As for most of the technology industry, 2018 was a year of reckoning for artificial intelligence. As artificial intelligence systems were integrated into more products and services, the disadvantages of technology became more apparent. Researchers, companies and the general public are increasingly beginning to struggle with AI limitations. and its negative consequences, asking such important questions as: how is this technology used and in whose favor?
This calculation was most noticeable as a parade of negative headers about algorithmic systems. This year there were first deaths caused by self-driving cars; scandal with Cambridge analytics; accusations that Facebook contributed to the genocide in Myanmar; the revelation that Google helped the Pentagon prepare drone surveillance tools; and ethical questions about the artificial assistant to the artificial intelligence technical giant. The AI Now research team described the year 2018 as a year of “cascading scandals” for the industry, and this is an accurate, albeit depressing summary.
But there is no need to treat these headlines as only negative. In the end, the scandal is better than the evil that goes unnoticed, and the contradictions, theoretically, can help us improve.

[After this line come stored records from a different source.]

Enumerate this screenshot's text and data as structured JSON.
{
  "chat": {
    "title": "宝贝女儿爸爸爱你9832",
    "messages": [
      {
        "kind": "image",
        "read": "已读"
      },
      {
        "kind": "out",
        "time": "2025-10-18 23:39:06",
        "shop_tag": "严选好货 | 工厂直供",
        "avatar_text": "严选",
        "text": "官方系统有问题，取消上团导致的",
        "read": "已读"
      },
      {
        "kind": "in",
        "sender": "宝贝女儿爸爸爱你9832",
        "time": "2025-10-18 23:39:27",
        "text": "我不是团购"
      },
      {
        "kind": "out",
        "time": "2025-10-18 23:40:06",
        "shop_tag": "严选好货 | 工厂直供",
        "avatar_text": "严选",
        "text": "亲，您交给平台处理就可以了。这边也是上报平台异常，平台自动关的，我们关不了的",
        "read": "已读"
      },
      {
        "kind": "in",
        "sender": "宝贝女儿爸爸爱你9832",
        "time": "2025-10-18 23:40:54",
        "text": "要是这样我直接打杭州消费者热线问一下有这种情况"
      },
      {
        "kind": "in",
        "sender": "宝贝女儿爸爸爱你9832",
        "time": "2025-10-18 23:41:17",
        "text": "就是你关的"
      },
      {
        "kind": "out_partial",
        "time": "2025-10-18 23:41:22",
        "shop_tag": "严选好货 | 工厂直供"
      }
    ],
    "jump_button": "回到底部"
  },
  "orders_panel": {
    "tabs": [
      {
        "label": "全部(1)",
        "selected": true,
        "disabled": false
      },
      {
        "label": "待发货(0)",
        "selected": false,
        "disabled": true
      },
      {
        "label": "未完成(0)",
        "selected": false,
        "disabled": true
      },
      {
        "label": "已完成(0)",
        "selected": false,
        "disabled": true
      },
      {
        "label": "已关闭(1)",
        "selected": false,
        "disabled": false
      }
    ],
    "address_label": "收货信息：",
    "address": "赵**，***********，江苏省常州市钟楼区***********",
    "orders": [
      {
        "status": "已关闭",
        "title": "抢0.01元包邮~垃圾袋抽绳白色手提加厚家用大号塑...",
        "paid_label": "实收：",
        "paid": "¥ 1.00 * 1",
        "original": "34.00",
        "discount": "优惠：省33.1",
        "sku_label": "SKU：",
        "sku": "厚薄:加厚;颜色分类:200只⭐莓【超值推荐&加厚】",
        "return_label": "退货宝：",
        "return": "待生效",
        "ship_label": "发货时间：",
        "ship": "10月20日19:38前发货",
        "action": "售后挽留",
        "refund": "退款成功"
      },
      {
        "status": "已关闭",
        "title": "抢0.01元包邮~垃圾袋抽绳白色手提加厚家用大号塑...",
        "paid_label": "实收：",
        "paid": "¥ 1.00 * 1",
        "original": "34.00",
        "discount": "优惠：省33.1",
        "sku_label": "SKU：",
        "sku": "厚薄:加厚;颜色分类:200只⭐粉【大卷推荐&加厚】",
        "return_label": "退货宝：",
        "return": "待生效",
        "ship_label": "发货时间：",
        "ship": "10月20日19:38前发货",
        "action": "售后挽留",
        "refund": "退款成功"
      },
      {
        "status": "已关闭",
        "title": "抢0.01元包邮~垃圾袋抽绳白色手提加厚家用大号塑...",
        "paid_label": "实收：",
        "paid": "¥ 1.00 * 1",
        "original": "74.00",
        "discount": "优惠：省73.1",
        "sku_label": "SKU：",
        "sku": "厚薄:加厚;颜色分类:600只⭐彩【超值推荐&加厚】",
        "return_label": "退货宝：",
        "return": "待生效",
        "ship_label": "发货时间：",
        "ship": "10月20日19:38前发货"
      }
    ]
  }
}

Take face recognition. It was one of the fastest growing technologies in 2018, with such success as the Chinese police identifying a criminal at a music concert and broadcasters using this technology to identify guests at the royal wedding, but also serious problems, including bias, false positives and other life-changing mistakes. Police forces around the world have begun to use face recognition in the wild, despite the fact that research after research has shown serious shortcomings, and the authoritarian potential of this technology has painfully reached China, where it is one of the many tools used to suppress the Uyghur minority.
All this is unpleasant to read, but as a result of these contradictions, companies began to create tools to combat bias problems, and large technology firms, such as Microsoft, are now openly calling for the regulation of facial recognition. To read this news in a positive light, more controversy means careful study, and ultimately more solutions.

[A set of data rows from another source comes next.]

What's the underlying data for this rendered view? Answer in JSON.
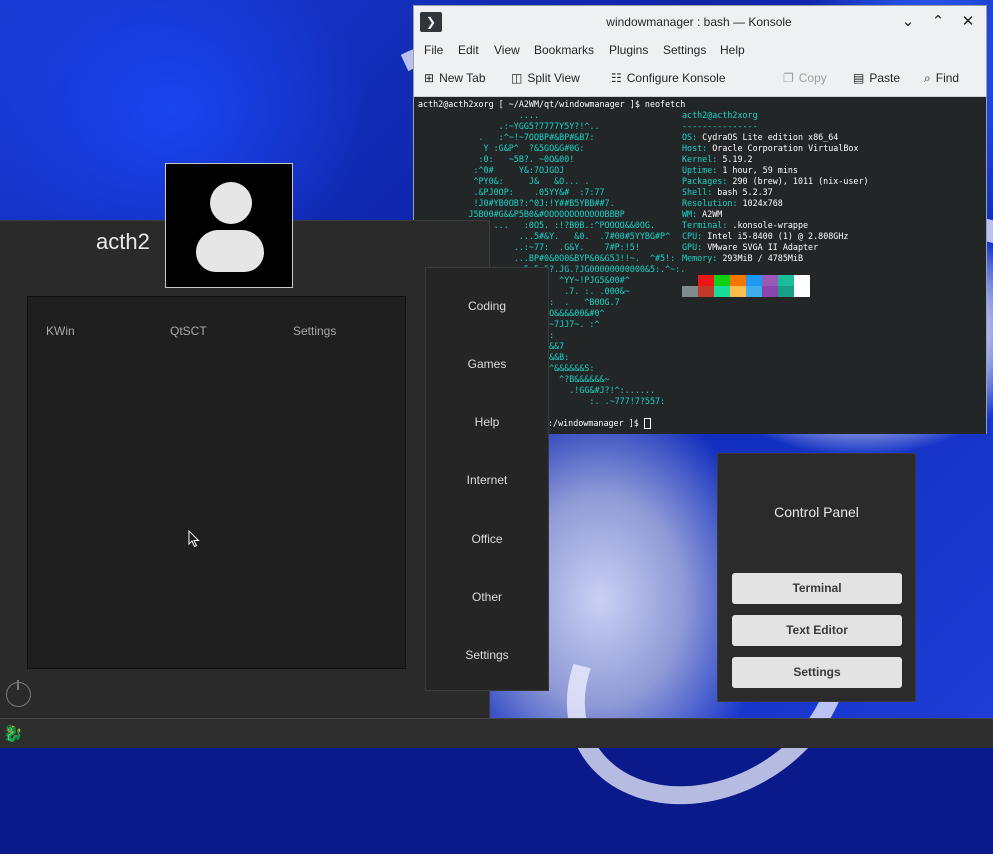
{
  "konsole": {
    "title": "windowmanager : bash — Konsole",
    "menu": [
      "File",
      "Edit",
      "View",
      "Bookmarks",
      "Plugins",
      "Settings",
      "Help"
    ],
    "toolbar": {
      "new_tab": "New Tab",
      "split_view": "Split View",
      "configure": "Configure Konsole",
      "copy": "Copy",
      "paste": "Paste",
      "find": "Find"
    },
    "prompt_line": "acth2@acth2xorg [ ~/A2WM/qt/windowmanager ]$ neofetch",
    "ascii_art": "                    ....\n                .:~YGG5?7777Y5Y?!^..\n            .   :^~!~7OOBP#&BP#&B7:\n             Y :G&P^  ?&5GO&G#0G:\n            :0:   ~5B?. ~0O&00!\n           :^0#     Y&:7OJGOJ\n           ^PY0&:     J&   &O... .\n           .&PJ0OP:    .05YY&#  :7:77\n           !J0#YB0OB?:^0J:!Y##B5YBB##7.\n          J5B00#G&&P5B0&#OOOOOOOOOOOOBBBP\n               ...   :0O5. :!?B0B.:^POOOO&&0OG.\n                    ...5#&Y.   &0.  .7#00#5YYBG#P^\n                   ..:~77:  .G&Y.    7#P:!5!\n                   ...BP#0&0O0&BYP&0&G5J!!~.  ^#5!:\n                   .:5.5.5?.JG.?JG00000000000&5:.^~:.\n                            ^YY~!PJG5&00#^\n                             .7. :. .000&~\n                         7:  .   ^B0OG.7\n                        00O&&&&00&#0^\n                        !~~7JJ7~. :^\n                        B5:\n                        0&&&7\n                        #0&&B:\n                          ^&&&&&&S:\n                            ^?B&&&&&&~\n                              .!GG&#J?!^:......\n                                  :. .~777!7?557:",
    "info": [
      {
        "label": "",
        "value": "acth2@acth2xorg"
      },
      {
        "label": "",
        "value": "---------------"
      },
      {
        "label": "OS",
        "value": "CydraOS Lite edition x86_64"
      },
      {
        "label": "Host",
        "value": "Oracle Corporation VirtualBox"
      },
      {
        "label": "Kernel",
        "value": "5.19.2"
      },
      {
        "label": "Uptime",
        "value": "1 hour, 59 mins"
      },
      {
        "label": "Packages",
        "value": "290 (brew), 1011 (nix-user)"
      },
      {
        "label": "Shell",
        "value": "bash 5.2.37"
      },
      {
        "label": "Resolution",
        "value": "1024x768"
      },
      {
        "label": "WM",
        "value": "A2WM"
      },
      {
        "label": "Terminal",
        "value": ".konsole-wrappe"
      },
      {
        "label": "CPU",
        "value": "Intel i5-8400 (1) @ 2.808GHz"
      },
      {
        "label": "GPU",
        "value": "VMware SVGA II Adapter"
      },
      {
        "label": "Memory",
        "value": "293MiB / 4785MiB"
      }
    ],
    "swatches_top": [
      "#232627",
      "#ed1515",
      "#11d116",
      "#f67400",
      "#1d99f3",
      "#9b59b6",
      "#1abc9c",
      "#fcfcfc"
    ],
    "swatches_bottom": [
      "#7f8c8d",
      "#c0392b",
      "#1cdc9a",
      "#fdbc4b",
      "#3daee9",
      "#8e44ad",
      "#16a085",
      "#ffffff"
    ],
    "prompt_end": ":/windowmanager ]$"
  },
  "launcher": {
    "username": "acth2",
    "favorites": [
      "KWin",
      "QtSCT",
      "Settings"
    ],
    "categories": [
      "Coding",
      "Games",
      "Help",
      "Internet",
      "Office",
      "Other",
      "Settings"
    ]
  },
  "control_panel": {
    "title": "Control Panel",
    "buttons": [
      "Terminal",
      "Text Editor",
      "Settings"
    ]
  }
}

And despite this cascade of scandals, in 2018 there were also dozens, hundreds of encouraging and positive implementations of machine learning and artificial intelligence. There were small victories, everywhere from astronomy, where machine learning discovered new craters on the moon and missed exoplanets; basic scientific research, such as using artificial intelligence to develop stronger metals and plastics; and health care, where there were many examples of AI systems that can detect diseases faster and more accurately than humans. New tools, such as plug-and-play machine learning services from Google and Amazon, and accessible training courses from organizations such as Fast.ai, provided artificial intelligence with additional hands, and the results were largely useful and often inspiring.
These successes do not balance large failures, but together they show that AI is a complex area. He does not move in the same moral direction, but, like all technologies, has been involved by many players who use it to achieve a number of results.
If we consider the whole year as a whole, then one lesson stands out: the AI is not magic. This is not a two-letter spell that can be used to summon venture capital and institutional trust at whim; and this is not a magical dust that can be sprinkled on products and institutions for instant improvements. Artificial intelligence is processSomething that needs to be studied, pondered and, if everything goes well, understand. In other words, the payoff can continue for a long time.
Final grade: B
Verge 2018 Report Sheet: AI
- AI tools are becoming more accessible.
- Countless uses have been found in various areas.
- A world-changing technology, just starting to evolve
- Potential to enhance surveillance and help authoritarian states
- Large technology companies and governments first implement AI systems, and then ask questions
- It will end in tears (maybe)